Check each line of the data below for the word "JSON". How many lines have it? Answer with the number alone.

[INPUT RECORDS]

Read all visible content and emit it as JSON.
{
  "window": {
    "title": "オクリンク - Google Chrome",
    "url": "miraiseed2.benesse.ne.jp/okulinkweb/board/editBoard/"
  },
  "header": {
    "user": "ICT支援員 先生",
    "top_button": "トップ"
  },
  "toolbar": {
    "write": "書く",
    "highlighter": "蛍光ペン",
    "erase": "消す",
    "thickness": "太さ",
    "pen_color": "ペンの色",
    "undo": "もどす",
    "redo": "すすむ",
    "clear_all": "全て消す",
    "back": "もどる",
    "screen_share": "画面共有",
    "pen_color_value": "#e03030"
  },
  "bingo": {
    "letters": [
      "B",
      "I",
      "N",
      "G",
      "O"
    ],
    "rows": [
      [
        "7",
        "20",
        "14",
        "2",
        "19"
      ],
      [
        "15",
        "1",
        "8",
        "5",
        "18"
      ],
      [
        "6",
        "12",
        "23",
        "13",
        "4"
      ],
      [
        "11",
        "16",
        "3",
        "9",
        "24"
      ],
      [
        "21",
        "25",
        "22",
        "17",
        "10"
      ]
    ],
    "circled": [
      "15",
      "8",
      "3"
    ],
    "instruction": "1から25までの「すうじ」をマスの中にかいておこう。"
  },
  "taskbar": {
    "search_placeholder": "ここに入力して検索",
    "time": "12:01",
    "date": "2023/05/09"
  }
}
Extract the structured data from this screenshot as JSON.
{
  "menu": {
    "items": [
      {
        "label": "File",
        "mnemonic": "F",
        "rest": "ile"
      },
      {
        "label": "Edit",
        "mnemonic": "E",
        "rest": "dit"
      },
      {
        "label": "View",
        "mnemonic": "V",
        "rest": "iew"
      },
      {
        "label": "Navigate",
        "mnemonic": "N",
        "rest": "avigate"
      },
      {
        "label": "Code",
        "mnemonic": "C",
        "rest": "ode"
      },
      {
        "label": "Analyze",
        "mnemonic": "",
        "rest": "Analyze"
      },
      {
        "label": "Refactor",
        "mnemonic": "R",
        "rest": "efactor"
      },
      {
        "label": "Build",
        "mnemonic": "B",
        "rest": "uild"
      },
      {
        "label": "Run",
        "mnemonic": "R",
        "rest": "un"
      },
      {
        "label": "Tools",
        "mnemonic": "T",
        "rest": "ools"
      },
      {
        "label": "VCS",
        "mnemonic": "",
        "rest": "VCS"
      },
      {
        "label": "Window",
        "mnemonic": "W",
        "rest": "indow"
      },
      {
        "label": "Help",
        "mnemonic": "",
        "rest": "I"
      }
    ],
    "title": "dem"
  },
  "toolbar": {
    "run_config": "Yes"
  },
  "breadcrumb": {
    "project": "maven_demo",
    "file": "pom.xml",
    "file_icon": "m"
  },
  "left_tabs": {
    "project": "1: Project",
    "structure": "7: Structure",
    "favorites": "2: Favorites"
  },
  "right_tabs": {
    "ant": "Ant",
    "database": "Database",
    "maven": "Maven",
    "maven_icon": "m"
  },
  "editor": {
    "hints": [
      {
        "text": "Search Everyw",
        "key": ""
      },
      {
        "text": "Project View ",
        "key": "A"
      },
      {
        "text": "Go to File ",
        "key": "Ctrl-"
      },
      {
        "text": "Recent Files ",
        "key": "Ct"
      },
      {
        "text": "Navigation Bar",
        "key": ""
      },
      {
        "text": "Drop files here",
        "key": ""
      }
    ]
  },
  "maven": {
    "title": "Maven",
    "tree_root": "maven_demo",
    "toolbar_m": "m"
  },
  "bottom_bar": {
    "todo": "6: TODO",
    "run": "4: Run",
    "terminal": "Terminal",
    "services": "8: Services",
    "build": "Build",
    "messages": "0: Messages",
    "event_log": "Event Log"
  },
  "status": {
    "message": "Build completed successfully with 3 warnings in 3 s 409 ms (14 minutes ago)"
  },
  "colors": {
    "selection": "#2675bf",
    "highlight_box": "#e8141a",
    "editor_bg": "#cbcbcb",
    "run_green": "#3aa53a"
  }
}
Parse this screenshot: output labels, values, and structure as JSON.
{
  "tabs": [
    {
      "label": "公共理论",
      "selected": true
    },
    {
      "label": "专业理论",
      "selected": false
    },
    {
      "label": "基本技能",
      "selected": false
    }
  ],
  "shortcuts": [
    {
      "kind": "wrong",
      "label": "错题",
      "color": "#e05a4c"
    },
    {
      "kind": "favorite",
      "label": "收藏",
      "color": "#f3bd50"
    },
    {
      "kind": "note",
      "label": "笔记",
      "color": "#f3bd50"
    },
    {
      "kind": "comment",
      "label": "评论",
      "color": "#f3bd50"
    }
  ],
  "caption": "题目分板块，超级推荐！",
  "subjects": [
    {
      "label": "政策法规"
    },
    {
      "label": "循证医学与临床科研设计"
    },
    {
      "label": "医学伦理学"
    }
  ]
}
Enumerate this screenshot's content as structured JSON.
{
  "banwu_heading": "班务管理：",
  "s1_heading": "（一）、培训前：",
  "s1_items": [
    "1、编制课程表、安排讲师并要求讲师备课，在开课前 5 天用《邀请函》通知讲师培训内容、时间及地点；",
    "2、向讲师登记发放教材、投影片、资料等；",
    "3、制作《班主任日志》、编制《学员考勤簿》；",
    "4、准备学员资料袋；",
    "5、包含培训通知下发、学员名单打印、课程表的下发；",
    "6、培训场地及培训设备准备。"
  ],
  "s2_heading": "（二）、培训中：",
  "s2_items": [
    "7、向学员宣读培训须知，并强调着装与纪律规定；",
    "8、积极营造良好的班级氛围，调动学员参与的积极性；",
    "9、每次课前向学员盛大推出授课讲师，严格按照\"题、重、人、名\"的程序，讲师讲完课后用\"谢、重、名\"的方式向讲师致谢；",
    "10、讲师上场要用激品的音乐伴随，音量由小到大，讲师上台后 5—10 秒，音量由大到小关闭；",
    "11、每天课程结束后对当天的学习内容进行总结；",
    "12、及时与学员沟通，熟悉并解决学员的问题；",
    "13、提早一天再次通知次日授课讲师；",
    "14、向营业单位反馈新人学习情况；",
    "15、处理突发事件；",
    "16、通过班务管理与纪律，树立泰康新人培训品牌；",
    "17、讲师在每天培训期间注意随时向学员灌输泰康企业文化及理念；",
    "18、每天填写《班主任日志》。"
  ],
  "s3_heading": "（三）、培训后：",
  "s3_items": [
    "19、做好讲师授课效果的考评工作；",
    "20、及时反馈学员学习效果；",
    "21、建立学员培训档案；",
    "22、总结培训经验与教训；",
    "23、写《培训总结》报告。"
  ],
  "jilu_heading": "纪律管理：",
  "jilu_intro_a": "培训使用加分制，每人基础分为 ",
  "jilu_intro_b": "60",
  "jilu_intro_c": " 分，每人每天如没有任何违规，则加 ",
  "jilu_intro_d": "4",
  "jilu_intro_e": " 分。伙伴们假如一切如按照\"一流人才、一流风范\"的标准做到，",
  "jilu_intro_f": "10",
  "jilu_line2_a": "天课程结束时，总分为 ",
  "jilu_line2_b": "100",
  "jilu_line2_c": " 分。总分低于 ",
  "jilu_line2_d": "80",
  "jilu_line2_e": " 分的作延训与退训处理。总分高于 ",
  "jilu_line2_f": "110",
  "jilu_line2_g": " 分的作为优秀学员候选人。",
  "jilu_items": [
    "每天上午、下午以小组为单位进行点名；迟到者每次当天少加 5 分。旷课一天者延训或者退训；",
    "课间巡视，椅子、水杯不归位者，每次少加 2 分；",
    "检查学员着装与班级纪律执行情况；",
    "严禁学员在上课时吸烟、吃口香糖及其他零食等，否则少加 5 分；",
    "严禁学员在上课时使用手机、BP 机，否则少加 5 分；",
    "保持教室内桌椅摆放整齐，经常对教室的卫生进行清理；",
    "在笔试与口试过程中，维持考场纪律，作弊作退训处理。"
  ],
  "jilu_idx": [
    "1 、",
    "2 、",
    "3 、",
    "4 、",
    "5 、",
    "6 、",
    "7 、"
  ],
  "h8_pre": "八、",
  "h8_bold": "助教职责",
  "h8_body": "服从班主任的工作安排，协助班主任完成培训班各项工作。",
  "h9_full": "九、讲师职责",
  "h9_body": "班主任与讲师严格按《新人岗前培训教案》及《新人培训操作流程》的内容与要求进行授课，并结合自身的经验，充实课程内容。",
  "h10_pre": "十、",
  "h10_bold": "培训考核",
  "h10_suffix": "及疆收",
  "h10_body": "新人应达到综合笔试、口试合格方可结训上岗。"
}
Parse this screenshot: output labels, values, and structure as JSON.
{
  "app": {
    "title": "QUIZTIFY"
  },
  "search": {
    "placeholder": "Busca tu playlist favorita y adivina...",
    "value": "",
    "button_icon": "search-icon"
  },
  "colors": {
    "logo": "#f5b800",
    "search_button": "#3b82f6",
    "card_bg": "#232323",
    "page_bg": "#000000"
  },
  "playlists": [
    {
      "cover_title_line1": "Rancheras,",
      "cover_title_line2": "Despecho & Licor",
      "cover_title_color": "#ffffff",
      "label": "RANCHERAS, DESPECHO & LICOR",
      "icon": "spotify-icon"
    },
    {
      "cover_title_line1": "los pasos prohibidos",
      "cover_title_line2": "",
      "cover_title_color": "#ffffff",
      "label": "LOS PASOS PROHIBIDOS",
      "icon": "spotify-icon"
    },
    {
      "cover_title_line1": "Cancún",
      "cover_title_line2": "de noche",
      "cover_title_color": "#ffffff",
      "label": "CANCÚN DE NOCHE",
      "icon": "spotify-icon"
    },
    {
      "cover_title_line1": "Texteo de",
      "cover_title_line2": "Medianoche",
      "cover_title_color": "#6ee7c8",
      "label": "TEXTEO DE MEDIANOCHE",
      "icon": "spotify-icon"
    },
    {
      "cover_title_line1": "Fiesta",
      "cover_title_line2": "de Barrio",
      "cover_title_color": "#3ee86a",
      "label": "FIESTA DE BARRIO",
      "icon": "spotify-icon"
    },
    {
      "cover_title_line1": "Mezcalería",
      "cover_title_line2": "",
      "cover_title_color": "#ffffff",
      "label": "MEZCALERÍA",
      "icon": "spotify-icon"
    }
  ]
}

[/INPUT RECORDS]

SOLUTION TO THE EXERCISE: 5